● **Assignment**: Find every line in the records below that holds the word "Redefinir", and copy it out.

● **Source data**:

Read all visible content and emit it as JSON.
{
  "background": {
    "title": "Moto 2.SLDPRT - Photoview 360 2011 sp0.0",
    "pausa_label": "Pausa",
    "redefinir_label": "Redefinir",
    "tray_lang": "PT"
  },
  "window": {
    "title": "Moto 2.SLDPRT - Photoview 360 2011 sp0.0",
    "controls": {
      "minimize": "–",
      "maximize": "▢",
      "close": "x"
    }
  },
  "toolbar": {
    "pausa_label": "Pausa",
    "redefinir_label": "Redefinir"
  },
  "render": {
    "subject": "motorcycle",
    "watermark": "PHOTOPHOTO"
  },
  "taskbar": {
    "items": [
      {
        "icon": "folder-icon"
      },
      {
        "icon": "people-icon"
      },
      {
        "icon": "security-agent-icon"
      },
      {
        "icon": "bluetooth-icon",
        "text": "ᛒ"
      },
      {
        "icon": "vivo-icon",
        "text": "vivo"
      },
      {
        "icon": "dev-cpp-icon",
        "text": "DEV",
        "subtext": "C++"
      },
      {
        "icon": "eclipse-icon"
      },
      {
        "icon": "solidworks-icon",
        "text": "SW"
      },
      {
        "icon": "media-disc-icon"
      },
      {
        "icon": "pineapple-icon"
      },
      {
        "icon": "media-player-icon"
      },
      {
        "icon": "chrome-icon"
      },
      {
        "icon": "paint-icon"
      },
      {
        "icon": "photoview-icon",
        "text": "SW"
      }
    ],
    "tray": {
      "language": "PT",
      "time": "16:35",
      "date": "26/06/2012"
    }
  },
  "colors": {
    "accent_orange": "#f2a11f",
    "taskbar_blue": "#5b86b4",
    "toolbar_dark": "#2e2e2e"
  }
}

● **Expected answer**:
    "redefinir_label": "Redefinir",
    "redefinir_label": "Redefinir"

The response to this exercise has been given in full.